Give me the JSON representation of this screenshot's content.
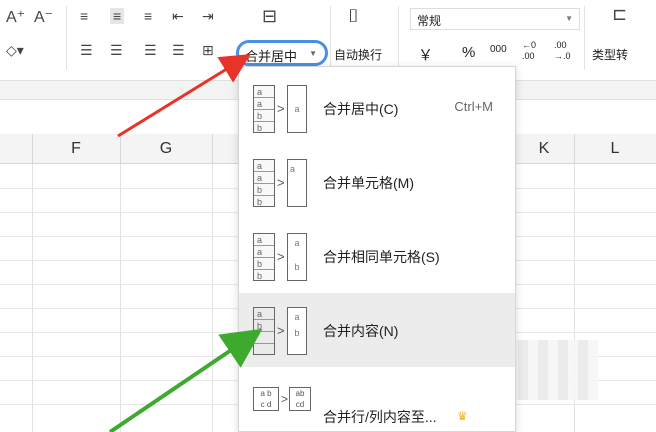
{
  "ribbon": {
    "font_size_up_icon": "font-size-increase-icon",
    "font_size_down_icon": "font-size-decrease-icon",
    "merge_button_label": "合并居中",
    "wrap_text_label": "自动换行",
    "number_format_value": "常规",
    "currency_symbol": "￥",
    "percent_symbol": "%",
    "thousands_symbol": "000",
    "inc_decimal_top": "←0",
    "inc_decimal_bottom": ".00",
    "dec_decimal_top": ".00",
    "dec_decimal_bottom": "→.0",
    "type_convert_label": "类型转"
  },
  "columns": [
    "F",
    "G",
    "K",
    "L"
  ],
  "menu": {
    "items": [
      {
        "label": "合并居中(C)",
        "shortcut": "Ctrl+M"
      },
      {
        "label": "合并单元格(M)",
        "shortcut": ""
      },
      {
        "label": "合并相同单元格(S)",
        "shortcut": ""
      },
      {
        "label": "合并内容(N)",
        "shortcut": ""
      },
      {
        "label": "合并行/列内容至...",
        "shortcut": ""
      }
    ]
  },
  "colors": {
    "highlight_circle": "#4a90e2",
    "red_arrow": "#e8332a",
    "green_arrow": "#3daa2e",
    "menu_hover": "#ececec"
  }
}
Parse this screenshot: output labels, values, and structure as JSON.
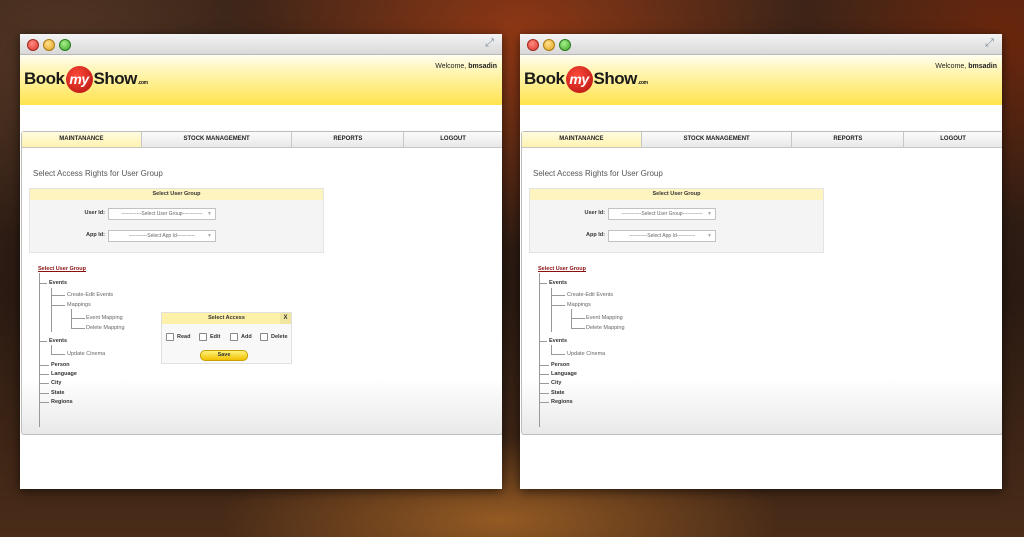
{
  "windows": {
    "left": {
      "header": {
        "brand_prefix": "Book",
        "brand_my": "my",
        "brand_suffix": "Show",
        "brand_com": ".com",
        "welcome": "Welcome,",
        "username": "bmsadin"
      },
      "tabs": [
        "MAINTANANCE",
        "STOCK MANAGEMENT",
        "REPORTS",
        "LOGOUT"
      ],
      "page_title": "Select Access Rights for User Group",
      "form": {
        "header": "Select User Group",
        "user_label": "User Id:",
        "user_select": "------------Select User Group------------",
        "app_label": "App Id:",
        "app_select": "-----------Select App Id-----------"
      },
      "tree": {
        "root": "Select User Group",
        "events1": "Events",
        "create_edit": "Create-Edit Events",
        "mappings": "Mappings",
        "event_mapping": "Event Mapping",
        "delete_mapping": "Delete Mapping",
        "events2": "Events",
        "update_cinema": "Update Cinema",
        "person": "Person",
        "language": "Language",
        "city": "City",
        "state": "State",
        "regions": "Regions"
      },
      "popup": {
        "title": "Select Access",
        "close": "X",
        "read": "Read",
        "edit": "Edit",
        "add": "Add",
        "delete": "Delete",
        "save": "Save"
      }
    },
    "right": {
      "header": {
        "brand_prefix": "Book",
        "brand_my": "my",
        "brand_suffix": "Show",
        "brand_com": ".com",
        "welcome": "Welcome,",
        "username": "bmsadin"
      },
      "tabs": [
        "MAINTANANCE",
        "STOCK MANAGEMENT",
        "REPORTS",
        "LOGOUT"
      ],
      "page_title": "Select Access Rights for User Group",
      "form": {
        "header": "Select User Group",
        "user_label": "User Id:",
        "user_select": "------------Select User Group------------",
        "app_label": "App Id:",
        "app_select": "-----------Select App Id-----------"
      },
      "tree": {
        "root": "Select User Group",
        "events1": "Events",
        "create_edit": "Create-Edit Events",
        "mappings": "Mappings",
        "event_mapping": "Event Mapping",
        "delete_mapping": "Delete Mapping",
        "events2": "Events",
        "update_cinema": "Update Cinema",
        "person": "Person",
        "language": "Language",
        "city": "City",
        "state": "State",
        "regions": "Regions"
      }
    }
  },
  "icons": {
    "resize": "expand-arrows-icon",
    "dropdown": "chevron-down-icon"
  },
  "colors": {
    "header_yellow": "#ffe34d",
    "brand_red": "#c41a12",
    "tree_root": "#8a1010",
    "save_button": "#f2c000"
  }
}
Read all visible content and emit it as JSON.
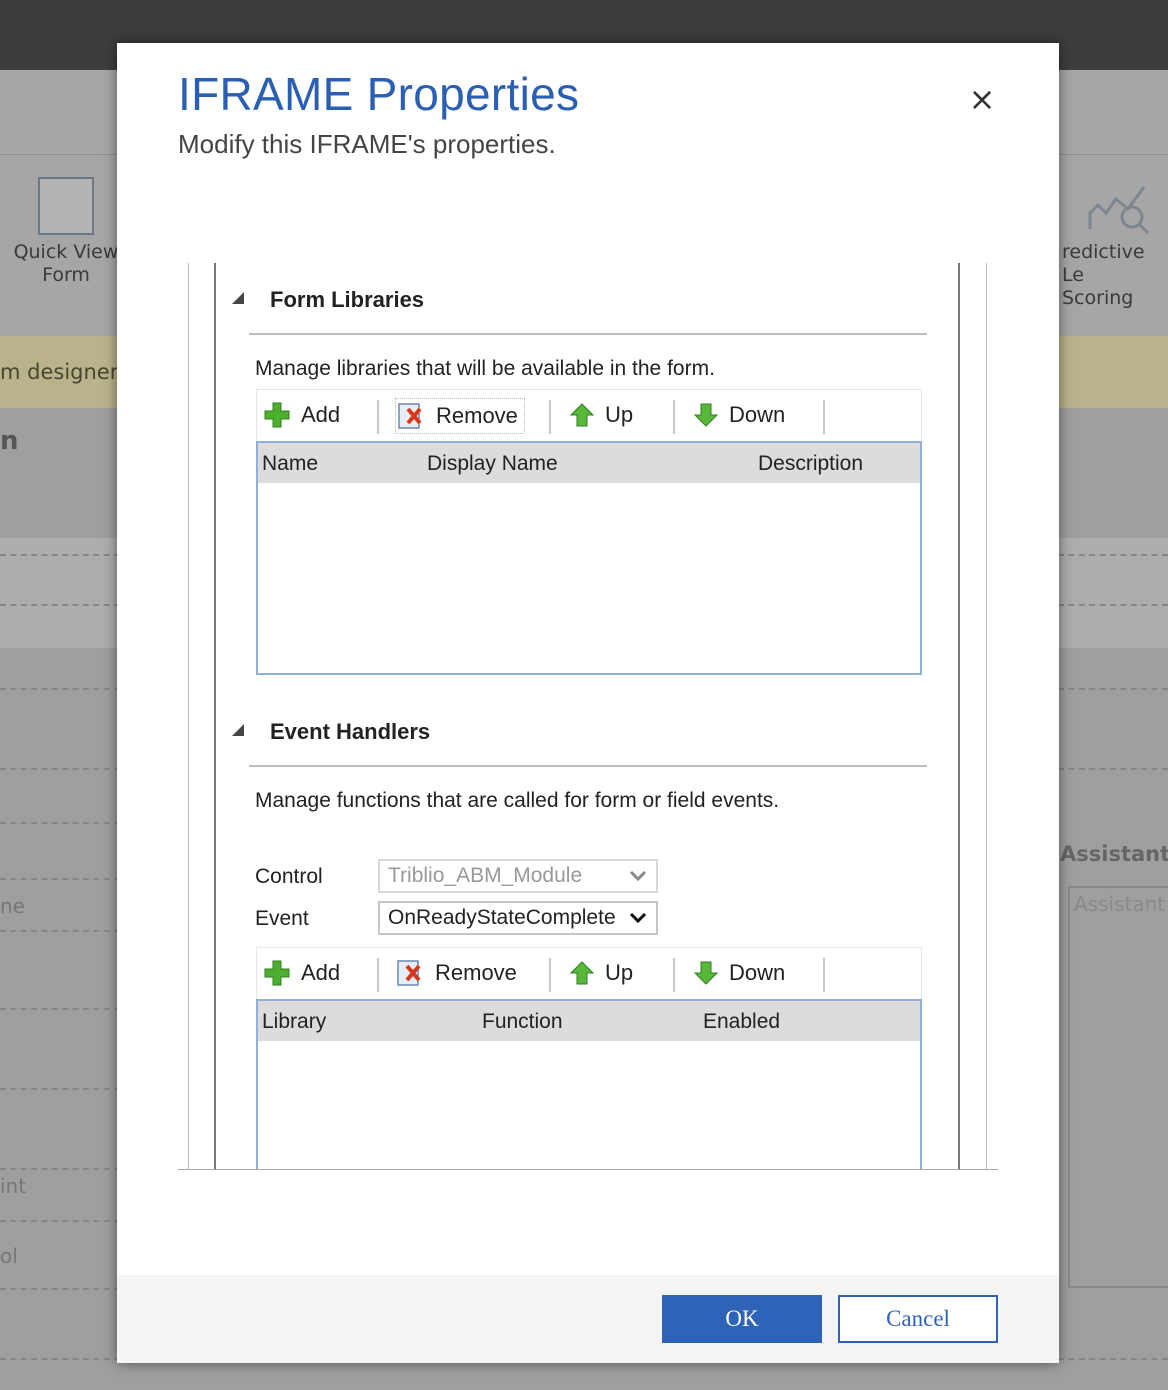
{
  "background": {
    "ribbon_left_label": "Quick View\nForm",
    "ribbon_right_label": "redictive Le\nScoring",
    "notice_text": "m designer t",
    "heading_fragment": "n",
    "assistant_label": "Assistant",
    "assistant_placeholder": "Assistant",
    "field_fragments": [
      "ne",
      "int",
      "ol"
    ]
  },
  "dialog": {
    "title": "IFRAME Properties",
    "subtitle": "Modify this IFRAME's properties.",
    "close_label": "×",
    "form_libraries": {
      "heading": "Form Libraries",
      "description": "Manage libraries that will be available in the form.",
      "toolbar": {
        "add": "Add",
        "remove": "Remove",
        "up": "Up",
        "down": "Down"
      },
      "columns": [
        "Name",
        "Display Name",
        "Description"
      ]
    },
    "event_handlers": {
      "heading": "Event Handlers",
      "description": "Manage functions that are called for form or field events.",
      "control_label": "Control",
      "control_value": "Triblio_ABM_Module",
      "event_label": "Event",
      "event_value": "OnReadyStateComplete",
      "toolbar": {
        "add": "Add",
        "remove": "Remove",
        "up": "Up",
        "down": "Down"
      },
      "columns": [
        "Library",
        "Function",
        "Enabled"
      ]
    },
    "ok_label": "OK",
    "cancel_label": "Cancel"
  },
  "colors": {
    "accent": "#2e63b8",
    "title": "#2b5fb4",
    "grid_border": "#8fb0d8",
    "add_green": "#4caf2e"
  }
}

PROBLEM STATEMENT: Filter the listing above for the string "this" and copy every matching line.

RESULT OF THE EXERCISE:
Give me the JSON representation of this screenshot's content.
Parse this screenshot: output labels, values, and structure as JSON.
    "subtitle": "Modify this IFRAME's properties.",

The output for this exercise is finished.